“There’s no shortcut. Not for anything.” —Kawai Strong Washburn, author of Sharks in the Time of Saviors
The issues are cohesive; the whole of the magazine is comprehensive.
Submit anything, from new to almost-forgotten, previously published if noted in an email, or rejected for whatever reason from other venues. I do work with talented writers if a theme or plot or character can be drawn out and refined for publication in Wood Coin. The magazine is uncensored as of January 2018, yet extreme literary or artistic stunts need to coincide with US obscenity laws.
“The most challenging thing every time I sit down to write is to make the poem on the page as alive as the poem in my head.” —Barbara Crooker, author of Some Glad Morning
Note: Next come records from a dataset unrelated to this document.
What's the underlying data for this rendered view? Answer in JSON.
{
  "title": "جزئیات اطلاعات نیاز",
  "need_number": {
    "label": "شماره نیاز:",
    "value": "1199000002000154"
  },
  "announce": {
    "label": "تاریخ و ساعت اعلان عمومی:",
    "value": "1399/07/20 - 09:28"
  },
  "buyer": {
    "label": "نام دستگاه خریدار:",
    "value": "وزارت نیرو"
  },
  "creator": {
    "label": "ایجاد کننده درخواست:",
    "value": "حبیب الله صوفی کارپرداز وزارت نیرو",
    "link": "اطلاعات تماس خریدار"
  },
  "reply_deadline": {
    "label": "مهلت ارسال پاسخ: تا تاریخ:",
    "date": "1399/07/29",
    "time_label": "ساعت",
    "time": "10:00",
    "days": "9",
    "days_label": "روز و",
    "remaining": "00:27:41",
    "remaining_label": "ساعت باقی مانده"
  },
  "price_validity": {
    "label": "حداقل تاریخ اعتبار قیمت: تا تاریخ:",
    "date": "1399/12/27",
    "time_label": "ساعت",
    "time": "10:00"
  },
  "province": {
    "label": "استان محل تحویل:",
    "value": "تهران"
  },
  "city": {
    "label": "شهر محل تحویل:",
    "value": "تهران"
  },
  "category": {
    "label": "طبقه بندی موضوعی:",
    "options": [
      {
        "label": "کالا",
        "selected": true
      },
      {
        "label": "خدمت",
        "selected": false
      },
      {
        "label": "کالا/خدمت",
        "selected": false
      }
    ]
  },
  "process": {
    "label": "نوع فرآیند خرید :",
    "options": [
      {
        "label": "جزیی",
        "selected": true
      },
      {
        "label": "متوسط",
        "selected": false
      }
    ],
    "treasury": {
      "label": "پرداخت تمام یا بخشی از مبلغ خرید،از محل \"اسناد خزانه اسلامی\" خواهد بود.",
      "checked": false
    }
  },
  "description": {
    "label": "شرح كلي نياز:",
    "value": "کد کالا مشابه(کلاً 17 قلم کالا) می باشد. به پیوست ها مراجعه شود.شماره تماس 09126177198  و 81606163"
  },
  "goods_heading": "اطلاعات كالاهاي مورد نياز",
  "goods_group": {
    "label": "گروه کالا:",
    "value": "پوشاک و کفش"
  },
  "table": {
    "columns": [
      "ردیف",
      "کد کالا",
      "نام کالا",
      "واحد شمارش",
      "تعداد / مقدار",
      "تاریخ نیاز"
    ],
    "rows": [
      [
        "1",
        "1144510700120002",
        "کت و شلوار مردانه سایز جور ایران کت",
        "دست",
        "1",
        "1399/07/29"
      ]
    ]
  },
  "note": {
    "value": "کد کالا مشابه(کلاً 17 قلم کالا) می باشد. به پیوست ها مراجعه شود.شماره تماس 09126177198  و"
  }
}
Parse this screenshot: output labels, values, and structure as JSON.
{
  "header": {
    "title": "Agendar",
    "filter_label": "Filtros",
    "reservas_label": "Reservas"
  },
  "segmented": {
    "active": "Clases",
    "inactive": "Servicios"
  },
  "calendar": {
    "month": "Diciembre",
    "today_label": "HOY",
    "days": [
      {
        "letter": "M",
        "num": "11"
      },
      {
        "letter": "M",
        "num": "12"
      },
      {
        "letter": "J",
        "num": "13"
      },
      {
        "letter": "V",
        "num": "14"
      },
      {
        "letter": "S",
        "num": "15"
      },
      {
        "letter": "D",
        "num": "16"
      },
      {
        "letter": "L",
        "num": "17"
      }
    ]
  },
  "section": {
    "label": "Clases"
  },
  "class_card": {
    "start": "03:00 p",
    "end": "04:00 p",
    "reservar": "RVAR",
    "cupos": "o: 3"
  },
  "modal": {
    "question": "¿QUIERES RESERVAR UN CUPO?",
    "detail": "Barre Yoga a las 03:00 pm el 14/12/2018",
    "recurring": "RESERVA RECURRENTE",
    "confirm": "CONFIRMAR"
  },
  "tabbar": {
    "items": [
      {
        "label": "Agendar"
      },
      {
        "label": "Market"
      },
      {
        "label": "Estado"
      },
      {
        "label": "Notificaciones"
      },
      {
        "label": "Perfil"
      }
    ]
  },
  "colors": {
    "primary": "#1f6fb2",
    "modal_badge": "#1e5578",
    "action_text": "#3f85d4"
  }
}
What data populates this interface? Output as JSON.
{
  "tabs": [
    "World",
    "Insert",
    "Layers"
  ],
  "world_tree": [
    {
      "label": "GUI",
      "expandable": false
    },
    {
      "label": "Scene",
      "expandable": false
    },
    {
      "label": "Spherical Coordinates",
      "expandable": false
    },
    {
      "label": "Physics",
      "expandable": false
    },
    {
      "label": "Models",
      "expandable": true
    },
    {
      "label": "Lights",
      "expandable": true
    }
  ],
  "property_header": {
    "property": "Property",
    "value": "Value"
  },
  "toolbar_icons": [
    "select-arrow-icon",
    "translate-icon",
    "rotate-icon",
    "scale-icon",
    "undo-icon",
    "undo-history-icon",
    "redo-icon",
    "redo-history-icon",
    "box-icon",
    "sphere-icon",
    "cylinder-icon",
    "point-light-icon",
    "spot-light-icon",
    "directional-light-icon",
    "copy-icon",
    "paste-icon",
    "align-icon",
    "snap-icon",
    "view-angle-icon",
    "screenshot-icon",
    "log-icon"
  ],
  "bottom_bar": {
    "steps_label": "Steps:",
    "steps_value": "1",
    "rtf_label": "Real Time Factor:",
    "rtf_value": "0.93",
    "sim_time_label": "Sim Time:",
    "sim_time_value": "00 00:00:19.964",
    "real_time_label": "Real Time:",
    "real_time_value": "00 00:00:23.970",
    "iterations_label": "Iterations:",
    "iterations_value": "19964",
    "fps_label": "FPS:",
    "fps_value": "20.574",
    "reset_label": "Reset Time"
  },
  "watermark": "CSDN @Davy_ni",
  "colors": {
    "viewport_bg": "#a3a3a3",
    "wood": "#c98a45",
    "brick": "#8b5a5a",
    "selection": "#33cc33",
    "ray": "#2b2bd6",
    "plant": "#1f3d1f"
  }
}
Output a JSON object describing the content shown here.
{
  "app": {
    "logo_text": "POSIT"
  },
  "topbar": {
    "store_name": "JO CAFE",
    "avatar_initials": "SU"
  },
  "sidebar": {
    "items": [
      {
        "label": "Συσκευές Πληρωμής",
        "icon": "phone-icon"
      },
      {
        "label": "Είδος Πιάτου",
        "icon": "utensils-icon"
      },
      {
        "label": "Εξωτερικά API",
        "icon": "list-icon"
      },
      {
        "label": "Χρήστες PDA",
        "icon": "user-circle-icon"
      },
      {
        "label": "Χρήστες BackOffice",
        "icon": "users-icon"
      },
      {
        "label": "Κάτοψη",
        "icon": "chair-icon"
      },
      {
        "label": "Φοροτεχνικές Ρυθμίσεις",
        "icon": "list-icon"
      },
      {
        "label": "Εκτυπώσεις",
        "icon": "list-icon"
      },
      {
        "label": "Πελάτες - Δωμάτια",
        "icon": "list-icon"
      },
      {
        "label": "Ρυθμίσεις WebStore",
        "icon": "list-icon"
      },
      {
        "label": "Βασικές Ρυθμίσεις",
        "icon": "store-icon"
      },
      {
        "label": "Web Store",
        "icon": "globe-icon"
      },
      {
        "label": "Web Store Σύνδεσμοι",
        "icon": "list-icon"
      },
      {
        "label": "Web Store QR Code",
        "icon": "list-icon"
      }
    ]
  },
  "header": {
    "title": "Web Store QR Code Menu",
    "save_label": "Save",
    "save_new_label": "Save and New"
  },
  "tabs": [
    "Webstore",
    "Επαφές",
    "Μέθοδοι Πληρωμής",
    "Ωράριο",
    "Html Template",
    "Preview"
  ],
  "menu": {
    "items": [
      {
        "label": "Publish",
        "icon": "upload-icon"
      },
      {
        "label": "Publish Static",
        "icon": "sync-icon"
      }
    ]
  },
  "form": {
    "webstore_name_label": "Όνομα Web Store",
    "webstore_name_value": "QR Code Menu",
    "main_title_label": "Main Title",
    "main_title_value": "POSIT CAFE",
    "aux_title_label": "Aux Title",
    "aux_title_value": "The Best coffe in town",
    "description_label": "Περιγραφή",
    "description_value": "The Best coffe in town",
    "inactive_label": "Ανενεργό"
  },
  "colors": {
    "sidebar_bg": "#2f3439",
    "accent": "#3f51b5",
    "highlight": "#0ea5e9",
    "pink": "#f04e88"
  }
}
“Nearly everything about writing a book is hard. The hope is that it’s harder, in some way, not to.” —Oliver Baez Bendorf, author of Advantages of Being Evergreen
In her memoir, Wild, published in March 2012, author Cheryl Strayed reveals all she lost following the death of her mother, and takes readers along on her three-month hike through the wilderness to find it again.
Stay Weird and Keep Writing Print Co is a non-profit, Independent publishing company. It is connected to the Facebook group "Notes From the Edge". Stay Weird and Keep Writing is about writing & celebrating life, as well as supporting each other to become better writers.It is the proper place to let loose your Freak Flag and your own unique Weirdness through writing. This site is a work in progress. Stay Weird & Keep Writing!!
Ecological artist and sculptor Ana Flores connects communites to the land around them through a series of installations that combine poetry, visual art, and nature observation.
In the second installment of Where We Write, a fiction writer takes a trip back home to Hannibal, Missouri, the boyhood home of Mark Twain and the town that still inspires her work, long after she's moved away.
Two Denver book lovers and sellers are constructing three massive land libraries in the Colorado Rockies that tell the story of the land through literature, education, and intellectual cross-pollination.
Shakespeare at four hundred; poetry’s etymology; the risk of writing between genres; and other news.